According to research published the journal Human Reproduction, twins born as a result of assisted reproductive technology (ART) are more likely to be admitted to neonatal intensive care and to be hospitalised in their first three years of life than spontaneously conceived twins.
Read the full research paper:
Transferring single embryos to women’s wombs over several assisted reproduction cycles that use both fresh and frozen embryos is more effective and cheaper than transferring two or more embryos at one time, according to data from the world’s longest running series of patients who choose to have only one embryo implanted per cycle – elective single embryo transfer (eSET). Read more on the ESHRE website.
Read the relating full research papers:
Elective single embryo transfer with cryopreservation improves the outcome and diminishes the costs of IVF/ICSI. Human Reproduction, Vol.1, No.1 pp. 1–8, 2009 (206 Kb)
Cost-effectiveness of seven IVF strategies: results of a Markov decision-analytic model.
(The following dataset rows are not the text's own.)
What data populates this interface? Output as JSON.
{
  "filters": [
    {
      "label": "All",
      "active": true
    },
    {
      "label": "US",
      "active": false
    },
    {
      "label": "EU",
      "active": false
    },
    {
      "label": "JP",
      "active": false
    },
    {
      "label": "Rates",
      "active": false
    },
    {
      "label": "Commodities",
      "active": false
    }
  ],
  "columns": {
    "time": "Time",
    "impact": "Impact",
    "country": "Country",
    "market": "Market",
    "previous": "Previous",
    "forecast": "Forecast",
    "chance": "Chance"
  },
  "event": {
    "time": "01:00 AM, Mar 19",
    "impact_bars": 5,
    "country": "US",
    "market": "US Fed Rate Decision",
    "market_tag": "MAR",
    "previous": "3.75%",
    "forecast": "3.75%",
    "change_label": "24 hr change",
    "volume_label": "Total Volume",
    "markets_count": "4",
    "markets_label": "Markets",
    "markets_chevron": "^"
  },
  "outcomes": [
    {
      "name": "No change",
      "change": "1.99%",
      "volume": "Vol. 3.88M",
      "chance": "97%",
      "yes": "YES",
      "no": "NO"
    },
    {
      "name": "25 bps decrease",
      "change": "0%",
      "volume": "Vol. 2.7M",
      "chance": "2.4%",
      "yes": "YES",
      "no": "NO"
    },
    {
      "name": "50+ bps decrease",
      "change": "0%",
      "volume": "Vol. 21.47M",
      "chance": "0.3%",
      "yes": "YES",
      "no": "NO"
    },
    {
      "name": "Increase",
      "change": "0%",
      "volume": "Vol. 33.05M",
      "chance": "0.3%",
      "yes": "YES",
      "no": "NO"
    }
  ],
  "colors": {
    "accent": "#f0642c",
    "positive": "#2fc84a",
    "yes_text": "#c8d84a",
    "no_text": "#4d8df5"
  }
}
Human Reproduction, Vol.1, No.1 pp. 1–8, 2009 (257 Kb)
In February 2009, the HFEA's Interim Chief Executive, Alan Doran wrote to the NHS Directors of Public Health to outline the importance of ensuring that commissioning strategies are consistent with the HFEA's new multiple births policy.
Women are unaware of the increased health risks that are associated with multiple pregnancy, a new survey has found. The survey, which was conducted to support the One at a Time national strategy, was carried out amongst the general public to establish women’s attitudes to fertility treatment and multiple pregnancy.
Experts in fertility treatment have criticised new research which claims that women are being misled over the risks of having twins. The research undertaken by Dr Norbert Gleicher from the Centre of Human Reproduction in New York claims that giving birth to twins is no more risky than singleton births.
Doctors, embryologists, nurses, other clinical staff, patient groups and the Human Fertilisation and Embryology Authority (HFEA) have come together to launch a new national strategy to reduce the number of multiple pregnancies – the single biggest health risk of fertility treatment.